Sharing the Facts? Data visualisation and the general election
I’ve been looking at the visualisations used by British political parties in the run up to today’s UK General Election on 7th May. Some parties use visualisations in their manifestos, some on their website, some don’t use them. What can a semiotic analysis of these visualisations tell us about how the parties want to present themselves? Surely data visualisations represent data and therefore facts? So how do they play a part in encouraging us to vote a particular way?
The Conservatives use a number of charts in the ‘Share the Facts’ section of their website. Already the visualisations and other details within the section are flagged up as being factual. Within the page, there are a lot of charts and red and blue primary colours feature heavily. As you might expect, anything in blue tends to refer to things that have happened during the time of the coalition government, whilst those in red refer to things under Labour. In this example with the title ‘1.8 million more people in work’ (seen here) that would at first seem fairly logical, except that the Conservatives have been in coalition with the Liberal Democrats – shouldn’t those blue bars be orange and blue striped? By omitting the orange, Conservatives are taking credit for coalition policy (and blaming Labour for unemployment figures during the economic crisis).
In their manifesto the Liberal Democrats employ a similar technique, colouring bar charts in orange and red, where orange refers to years under the coalition and red under Labour. They omit blue here, but do use it elsewhere, to represent the status quo. For example, ‘Reforming the House of Lords’ (page 136 of the manifesto) shows current number of MPs in the House of Lords in blue and proposed number under the Lib Dems in orange. Blue therefore represents what Lib Dems want to change: they are disassociating themselves from the status quo. The use of blue, connoting the Conservatives, is therefore a tactic to disassociate Liberal Democrats from their coalition overlords.
Significantly, despite Conservatives desire to ‘Share the Facts’, the visualisations on the website omit keys/legends, gridlines, precise labelling and in some cases any y axes at all. This makes it difficult to interpret the data on offer. They do, however, include data sources. Liberal Democrats don’t include data sources – so where has the data come from? We don’t know. But Lib Dems are better on including y axes and units. These key things in visualisations are vital components that are needed to be able to make sense of the data within the visualisations. Without them we can only make an impressionistic judgement about what message is being communicated.
Much to my amusement the Conservatives’ ‘Capping Welfare’ (seen here) is not a data visualisation at all, but it uses the visual resources of one: two differently sized bars, one red and one blue, sit next to each other, each with text in white that tells the story of the bars (‘benefits out of control’ vs ‘benefits capped’). The visual choices here suggest we are dealing in data, which we are not.

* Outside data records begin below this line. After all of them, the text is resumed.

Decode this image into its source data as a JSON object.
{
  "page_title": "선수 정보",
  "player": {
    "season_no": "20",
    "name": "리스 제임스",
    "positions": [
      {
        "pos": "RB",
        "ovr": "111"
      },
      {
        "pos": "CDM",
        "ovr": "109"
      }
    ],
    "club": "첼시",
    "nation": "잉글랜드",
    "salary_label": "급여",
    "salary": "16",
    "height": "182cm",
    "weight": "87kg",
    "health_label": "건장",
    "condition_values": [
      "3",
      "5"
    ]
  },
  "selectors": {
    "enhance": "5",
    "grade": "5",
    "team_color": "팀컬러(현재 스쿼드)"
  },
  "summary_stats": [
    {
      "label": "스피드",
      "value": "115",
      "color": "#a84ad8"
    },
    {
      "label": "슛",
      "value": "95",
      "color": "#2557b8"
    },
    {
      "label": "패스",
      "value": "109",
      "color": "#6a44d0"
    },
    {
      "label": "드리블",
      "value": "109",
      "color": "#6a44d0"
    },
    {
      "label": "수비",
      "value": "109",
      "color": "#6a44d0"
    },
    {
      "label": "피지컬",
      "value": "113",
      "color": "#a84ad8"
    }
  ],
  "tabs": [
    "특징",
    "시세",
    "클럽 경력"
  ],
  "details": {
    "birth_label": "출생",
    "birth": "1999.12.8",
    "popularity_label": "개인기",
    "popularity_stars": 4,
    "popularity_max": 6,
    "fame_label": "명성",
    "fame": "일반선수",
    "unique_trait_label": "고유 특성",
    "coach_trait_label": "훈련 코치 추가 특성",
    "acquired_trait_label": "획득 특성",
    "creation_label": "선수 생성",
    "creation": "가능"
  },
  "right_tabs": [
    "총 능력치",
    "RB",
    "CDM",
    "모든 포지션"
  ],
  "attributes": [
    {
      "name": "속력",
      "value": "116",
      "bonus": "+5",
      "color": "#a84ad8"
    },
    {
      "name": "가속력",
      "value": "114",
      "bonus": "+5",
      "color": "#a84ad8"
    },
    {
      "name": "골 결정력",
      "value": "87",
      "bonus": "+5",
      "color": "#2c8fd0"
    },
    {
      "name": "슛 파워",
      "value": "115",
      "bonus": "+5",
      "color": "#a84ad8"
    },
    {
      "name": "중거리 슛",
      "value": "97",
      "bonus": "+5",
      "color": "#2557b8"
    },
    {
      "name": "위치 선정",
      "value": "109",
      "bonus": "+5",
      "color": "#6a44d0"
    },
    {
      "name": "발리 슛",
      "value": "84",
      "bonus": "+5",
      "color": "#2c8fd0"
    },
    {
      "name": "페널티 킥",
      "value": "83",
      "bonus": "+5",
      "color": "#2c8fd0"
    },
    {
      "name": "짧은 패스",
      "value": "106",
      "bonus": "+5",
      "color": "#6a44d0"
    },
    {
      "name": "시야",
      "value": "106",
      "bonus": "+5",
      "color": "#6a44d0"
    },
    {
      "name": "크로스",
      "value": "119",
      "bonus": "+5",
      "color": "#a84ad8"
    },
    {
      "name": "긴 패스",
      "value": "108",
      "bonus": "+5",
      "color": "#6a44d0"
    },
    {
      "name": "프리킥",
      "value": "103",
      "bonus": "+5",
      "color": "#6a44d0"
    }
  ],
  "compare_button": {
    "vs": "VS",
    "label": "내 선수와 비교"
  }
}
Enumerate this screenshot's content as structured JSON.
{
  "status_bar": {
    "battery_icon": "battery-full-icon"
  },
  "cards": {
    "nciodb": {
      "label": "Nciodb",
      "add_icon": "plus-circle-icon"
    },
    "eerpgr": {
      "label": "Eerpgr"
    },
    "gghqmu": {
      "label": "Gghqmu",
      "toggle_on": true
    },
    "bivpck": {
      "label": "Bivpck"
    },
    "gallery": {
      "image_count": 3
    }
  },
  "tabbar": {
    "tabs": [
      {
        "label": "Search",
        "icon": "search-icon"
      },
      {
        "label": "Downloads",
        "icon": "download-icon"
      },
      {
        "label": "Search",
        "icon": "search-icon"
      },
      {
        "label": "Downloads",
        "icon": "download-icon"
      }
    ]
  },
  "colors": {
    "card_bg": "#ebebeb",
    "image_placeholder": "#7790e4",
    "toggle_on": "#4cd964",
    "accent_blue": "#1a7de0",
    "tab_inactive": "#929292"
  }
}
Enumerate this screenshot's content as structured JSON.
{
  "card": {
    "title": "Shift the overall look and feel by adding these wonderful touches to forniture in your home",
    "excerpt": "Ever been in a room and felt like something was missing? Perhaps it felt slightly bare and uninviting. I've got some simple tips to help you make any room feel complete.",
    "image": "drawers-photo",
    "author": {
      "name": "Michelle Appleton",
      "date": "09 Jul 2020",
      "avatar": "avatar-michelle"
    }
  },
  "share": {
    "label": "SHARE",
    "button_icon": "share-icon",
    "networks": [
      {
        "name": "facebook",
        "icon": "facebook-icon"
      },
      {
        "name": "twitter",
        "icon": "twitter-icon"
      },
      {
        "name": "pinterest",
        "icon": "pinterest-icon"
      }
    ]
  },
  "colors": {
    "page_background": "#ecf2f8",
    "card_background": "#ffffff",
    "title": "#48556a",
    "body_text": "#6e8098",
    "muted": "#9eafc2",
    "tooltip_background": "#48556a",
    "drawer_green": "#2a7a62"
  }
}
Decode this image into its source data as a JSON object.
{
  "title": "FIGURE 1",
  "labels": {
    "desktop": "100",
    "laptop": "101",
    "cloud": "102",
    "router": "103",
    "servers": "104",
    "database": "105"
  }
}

The only other party to use data visualisations is the SNP: visualisations appear in some policy sections of the website. Here the chart type of choice is pie charts. For example, a pie chart entitled ‘Jobs’ (seen here) is divided into four with percentage figures on each segment. Segments are coloured and there is a key. However, it’s unclear what the percentages relate to – is that what the SNP propose to do for jobs or what they have already done or is it something else? Only two of the segments (Small Business Jobs Plan and Green Skills Academies) have any link to the text beside the chart. Another pie chart, this time titled ‘Communities’ again has categories that don’t appear to be linked to the text, nor is there information about where the ‘data’ come from. It rather looks like these pie charts are being used to ‘pretty up’ the website and to suggest some sort of balanced approach – all the pie chart segments are loosely around a quarter. What is going on here? Have these charts been added to improve the appeal of the pages or are they actually drawing on some data, but doing a really bad job of explaining it?
None of the Northern Irish parties use data visualisations, nor do Plaid Cymru. Or the Greens or UKIP. Both the latter include tables of figures. Since the parties have a lot to gain in this election they need to show that they can be taken seriously. Publishing tables of figures (rather than vague charts as Tories, SNP and Lib Dems have done) is a way to establish themselves as in charge of the facts and serious contenders.
Labour does not use any data visualisations in its website or manifesto. Are they missing out in the data race? Are they aware of suspicions around statistics? The use of visualisations by three of the main parties in the UK tells us that visualisation is increasingly been seen as a powerful tool – but I don’t think any of these parties are doing a great job of making data transparent. If they want to convince people that they are trustworthy, then they need to work a lot harder on their visualisations.
Visualisations are very powerful because, as the Conservatives’ use of them highlights, they look like ‘facts’. Visualisations suggest ‘fact-ness’, or objectivity, and therefore are difficult to dispute. On Seeing Data, we have found that people need a range of skills to make sense of data visualisations, and that looking for some of the key elements of visualisations discussed here is an important first step. We also found that people need to exercise their critical thinking skills: these skills can help us to unpick what political parties are telling us, as shown in this blog post.